### Task prompt
Skip the pictures and copy all the data that follows exactly.

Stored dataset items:
= Beginning of Section =

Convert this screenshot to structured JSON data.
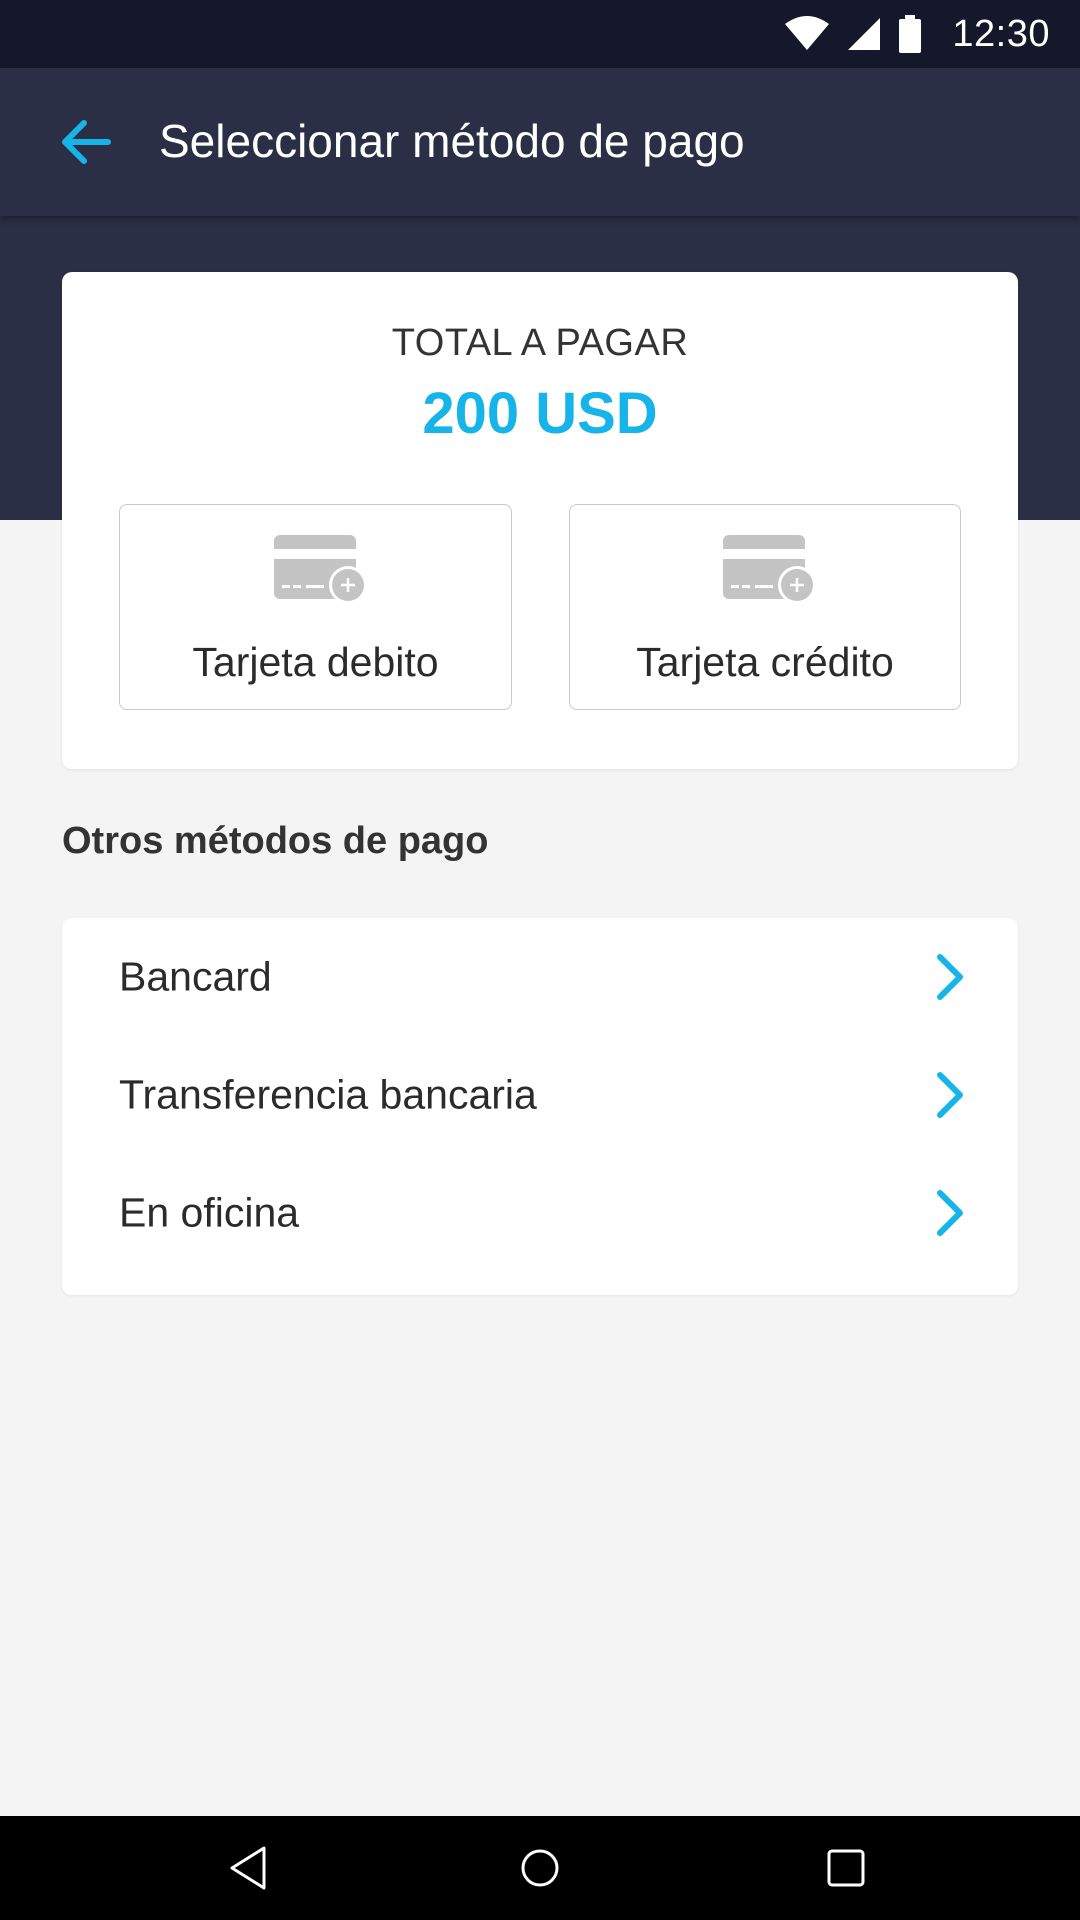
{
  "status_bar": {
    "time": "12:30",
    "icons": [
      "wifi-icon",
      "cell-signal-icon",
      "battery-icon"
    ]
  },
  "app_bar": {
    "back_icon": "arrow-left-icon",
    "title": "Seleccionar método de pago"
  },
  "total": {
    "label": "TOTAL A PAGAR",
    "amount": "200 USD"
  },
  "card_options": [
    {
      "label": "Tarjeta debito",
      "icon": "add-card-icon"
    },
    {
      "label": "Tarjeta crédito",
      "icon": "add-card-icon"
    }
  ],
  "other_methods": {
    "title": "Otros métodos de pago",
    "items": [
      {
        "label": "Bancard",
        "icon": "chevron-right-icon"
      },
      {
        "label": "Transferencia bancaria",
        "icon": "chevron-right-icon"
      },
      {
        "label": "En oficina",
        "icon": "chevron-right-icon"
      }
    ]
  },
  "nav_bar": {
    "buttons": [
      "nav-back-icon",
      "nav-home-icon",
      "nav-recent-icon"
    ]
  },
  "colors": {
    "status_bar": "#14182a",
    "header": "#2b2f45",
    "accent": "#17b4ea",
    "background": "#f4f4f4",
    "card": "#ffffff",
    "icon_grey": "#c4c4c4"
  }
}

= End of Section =

### Output below
Convert this screenshot to structured JSON data.
{
  "status_bar": {
    "time": "12:30",
    "icons": [
      "wifi-icon",
      "cell-signal-icon",
      "battery-icon"
    ]
  },
  "app_bar": {
    "back_icon": "arrow-left-icon",
    "title": "Seleccionar método de pago"
  },
  "total": {
    "label": "TOTAL A PAGAR",
    "amount": "200 USD"
  },
  "card_options": [
    {
      "label": "Tarjeta debito",
      "icon": "add-card-icon"
    },
    {
      "label": "Tarjeta crédito",
      "icon": "add-card-icon"
    }
  ],
  "other_methods": {
    "title": "Otros métodos de pago",
    "items": [
      {
        "label": "Bancard",
        "icon": "chevron-right-icon"
      },
      {
        "label": "Transferencia bancaria",
        "icon": "chevron-right-icon"
      },
      {
        "label": "En oficina",
        "icon": "chevron-right-icon"
      }
    ]
  },
  "nav_bar": {
    "buttons": [
      "nav-back-icon",
      "nav-home-icon",
      "nav-recent-icon"
    ]
  },
  "colors": {
    "status_bar": "#14182a",
    "header": "#2b2f45",
    "accent": "#17b4ea",
    "background": "#f4f4f4",
    "card": "#ffffff",
    "icon_grey": "#c4c4c4"
  }
}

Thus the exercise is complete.